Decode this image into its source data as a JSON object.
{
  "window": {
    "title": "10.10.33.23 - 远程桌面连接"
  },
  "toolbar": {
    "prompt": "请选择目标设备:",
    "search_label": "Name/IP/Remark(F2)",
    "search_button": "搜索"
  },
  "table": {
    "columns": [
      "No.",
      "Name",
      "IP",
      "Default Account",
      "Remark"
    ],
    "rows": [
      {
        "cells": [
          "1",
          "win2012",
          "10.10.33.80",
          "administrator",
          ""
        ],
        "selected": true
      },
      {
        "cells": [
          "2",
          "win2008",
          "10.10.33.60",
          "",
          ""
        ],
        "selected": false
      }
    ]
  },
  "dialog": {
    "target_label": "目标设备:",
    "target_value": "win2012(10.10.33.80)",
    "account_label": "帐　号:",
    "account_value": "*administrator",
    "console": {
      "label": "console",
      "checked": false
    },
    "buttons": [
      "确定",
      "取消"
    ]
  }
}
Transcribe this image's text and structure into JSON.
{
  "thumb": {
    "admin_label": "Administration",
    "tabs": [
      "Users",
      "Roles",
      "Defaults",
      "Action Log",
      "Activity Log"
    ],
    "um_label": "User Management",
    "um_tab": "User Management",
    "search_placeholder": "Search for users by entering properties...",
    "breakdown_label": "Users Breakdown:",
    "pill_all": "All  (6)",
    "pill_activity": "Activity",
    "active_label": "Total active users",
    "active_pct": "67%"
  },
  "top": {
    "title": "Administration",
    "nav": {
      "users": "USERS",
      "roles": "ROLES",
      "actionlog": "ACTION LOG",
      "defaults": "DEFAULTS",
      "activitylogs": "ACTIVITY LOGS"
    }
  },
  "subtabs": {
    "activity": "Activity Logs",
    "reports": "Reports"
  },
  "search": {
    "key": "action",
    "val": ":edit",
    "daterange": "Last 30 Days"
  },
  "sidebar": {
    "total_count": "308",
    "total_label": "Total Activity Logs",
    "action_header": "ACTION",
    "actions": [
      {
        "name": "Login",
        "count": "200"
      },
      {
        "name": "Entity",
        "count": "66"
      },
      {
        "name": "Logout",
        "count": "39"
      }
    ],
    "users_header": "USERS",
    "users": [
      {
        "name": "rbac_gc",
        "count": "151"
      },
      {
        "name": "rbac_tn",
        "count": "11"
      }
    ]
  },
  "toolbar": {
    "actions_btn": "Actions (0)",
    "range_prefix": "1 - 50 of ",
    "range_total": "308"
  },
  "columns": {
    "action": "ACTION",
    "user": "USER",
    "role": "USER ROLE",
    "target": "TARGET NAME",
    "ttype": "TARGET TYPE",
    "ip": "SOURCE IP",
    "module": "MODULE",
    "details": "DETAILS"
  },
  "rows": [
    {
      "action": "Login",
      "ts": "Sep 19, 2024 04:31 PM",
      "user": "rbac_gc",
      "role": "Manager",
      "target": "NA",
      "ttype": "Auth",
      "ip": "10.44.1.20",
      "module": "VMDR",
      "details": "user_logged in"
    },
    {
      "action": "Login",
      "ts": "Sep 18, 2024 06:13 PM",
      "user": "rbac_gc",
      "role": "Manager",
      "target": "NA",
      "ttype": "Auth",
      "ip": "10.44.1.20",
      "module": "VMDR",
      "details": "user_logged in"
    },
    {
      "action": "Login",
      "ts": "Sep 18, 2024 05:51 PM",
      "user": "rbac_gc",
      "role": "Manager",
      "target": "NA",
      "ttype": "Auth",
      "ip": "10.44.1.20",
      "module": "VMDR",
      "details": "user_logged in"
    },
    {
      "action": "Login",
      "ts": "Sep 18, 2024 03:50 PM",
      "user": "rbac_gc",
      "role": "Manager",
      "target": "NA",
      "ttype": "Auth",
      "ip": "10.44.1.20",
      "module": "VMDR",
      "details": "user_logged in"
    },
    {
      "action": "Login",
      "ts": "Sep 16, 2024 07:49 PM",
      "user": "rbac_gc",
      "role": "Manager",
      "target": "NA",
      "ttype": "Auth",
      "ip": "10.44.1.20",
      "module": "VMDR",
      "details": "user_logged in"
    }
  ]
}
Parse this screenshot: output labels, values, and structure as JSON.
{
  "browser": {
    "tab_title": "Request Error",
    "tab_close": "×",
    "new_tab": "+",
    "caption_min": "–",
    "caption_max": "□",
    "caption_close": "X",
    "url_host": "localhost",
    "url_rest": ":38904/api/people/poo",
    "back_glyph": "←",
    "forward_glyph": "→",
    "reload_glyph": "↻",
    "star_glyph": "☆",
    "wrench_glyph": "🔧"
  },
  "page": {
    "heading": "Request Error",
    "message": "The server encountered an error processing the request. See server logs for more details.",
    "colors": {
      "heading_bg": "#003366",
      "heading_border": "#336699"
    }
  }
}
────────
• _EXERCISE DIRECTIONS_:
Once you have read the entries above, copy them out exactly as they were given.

• _REPLY TO THE TASK_:
Decode this image into its source data as a JSON object.
{
  "window": {
    "title": "10.10.33.23 - 远程桌面连接"
  },
  "toolbar": {
    "prompt": "请选择目标设备:",
    "search_label": "Name/IP/Remark(F2)",
    "search_button": "搜索"
  },
  "table": {
    "columns": [
      "No.",
      "Name",
      "IP",
      "Default Account",
      "Remark"
    ],
    "rows": [
      {
        "cells": [
          "1",
          "win2012",
          "10.10.33.80",
          "administrator",
          ""
        ],
        "selected": true
      },
      {
        "cells": [
          "2",
          "win2008",
          "10.10.33.60",
          "",
          ""
        ],
        "selected": false
      }
    ]
  },
  "dialog": {
    "target_label": "目标设备:",
    "target_value": "win2012(10.10.33.80)",
    "account_label": "帐　号:",
    "account_value": "*administrator",
    "console": {
      "label": "console",
      "checked": false
    },
    "buttons": [
      "确定",
      "取消"
    ]
  }
}
Transcribe this image's text and structure into JSON.
{
  "thumb": {
    "admin_label": "Administration",
    "tabs": [
      "Users",
      "Roles",
      "Defaults",
      "Action Log",
      "Activity Log"
    ],
    "um_label": "User Management",
    "um_tab": "User Management",
    "search_placeholder": "Search for users by entering properties...",
    "breakdown_label": "Users Breakdown:",
    "pill_all": "All  (6)",
    "pill_activity": "Activity",
    "active_label": "Total active users",
    "active_pct": "67%"
  },
  "top": {
    "title": "Administration",
    "nav": {
      "users": "USERS",
      "roles": "ROLES",
      "actionlog": "ACTION LOG",
      "defaults": "DEFAULTS",
      "activitylogs": "ACTIVITY LOGS"
    }
  },
  "subtabs": {
    "activity": "Activity Logs",
    "reports": "Reports"
  },
  "search": {
    "key": "action",
    "val": ":edit",
    "daterange": "Last 30 Days"
  },
  "sidebar": {
    "total_count": "308",
    "total_label": "Total Activity Logs",
    "action_header": "ACTION",
    "actions": [
      {
        "name": "Login",
        "count": "200"
      },
      {
        "name": "Entity",
        "count": "66"
      },
      {
        "name": "Logout",
        "count": "39"
      }
    ],
    "users_header": "USERS",
    "users": [
      {
        "name": "rbac_gc",
        "count": "151"
      },
      {
        "name": "rbac_tn",
        "count": "11"
      }
    ]
  },
  "toolbar": {
    "actions_btn": "Actions (0)",
    "range_prefix": "1 - 50 of ",
    "range_total": "308"
  },
  "columns": {
    "action": "ACTION",
    "user": "USER",
    "role": "USER ROLE",
    "target": "TARGET NAME",
    "ttype": "TARGET TYPE",
    "ip": "SOURCE IP",
    "module": "MODULE",
    "details": "DETAILS"
  },
  "rows": [
    {
      "action": "Login",
      "ts": "Sep 19, 2024 04:31 PM",
      "user": "rbac_gc",
      "role": "Manager",
      "target": "NA",
      "ttype": "Auth",
      "ip": "10.44.1.20",
      "module": "VMDR",
      "details": "user_logged in"
    },
    {
      "action": "Login",
      "ts": "Sep 18, 2024 06:13 PM",
      "user": "rbac_gc",
      "role": "Manager",
      "target": "NA",
      "ttype": "Auth",
      "ip": "10.44.1.20",
      "module": "VMDR",
      "details": "user_logged in"
    },
    {
      "action": "Login",
      "ts": "Sep 18, 2024 05:51 PM",
      "user": "rbac_gc",
      "role": "Manager",
      "target": "NA",
      "ttype": "Auth",
      "ip": "10.44.1.20",
      "module": "VMDR",
      "details": "user_logged in"
    },
    {
      "action": "Login",
      "ts": "Sep 18, 2024 03:50 PM",
      "user": "rbac_gc",
      "role": "Manager",
      "target": "NA",
      "ttype": "Auth",
      "ip": "10.44.1.20",
      "module": "VMDR",
      "details": "user_logged in"
    },
    {
      "action": "Login",
      "ts": "Sep 16, 2024 07:49 PM",
      "user": "rbac_gc",
      "role": "Manager",
      "target": "NA",
      "ttype": "Auth",
      "ip": "10.44.1.20",
      "module": "VMDR",
      "details": "user_logged in"
    }
  ]
}
Parse this screenshot: output labels, values, and structure as JSON.
{
  "browser": {
    "tab_title": "Request Error",
    "tab_close": "×",
    "new_tab": "+",
    "caption_min": "–",
    "caption_max": "□",
    "caption_close": "X",
    "url_host": "localhost",
    "url_rest": ":38904/api/people/poo",
    "back_glyph": "←",
    "forward_glyph": "→",
    "reload_glyph": "↻",
    "star_glyph": "☆",
    "wrench_glyph": "🔧"
  },
  "page": {
    "heading": "Request Error",
    "message": "The server encountered an error processing the request. See server logs for more details.",
    "colors": {
      "heading_bg": "#003366",
      "heading_border": "#336699"
    }
  }
}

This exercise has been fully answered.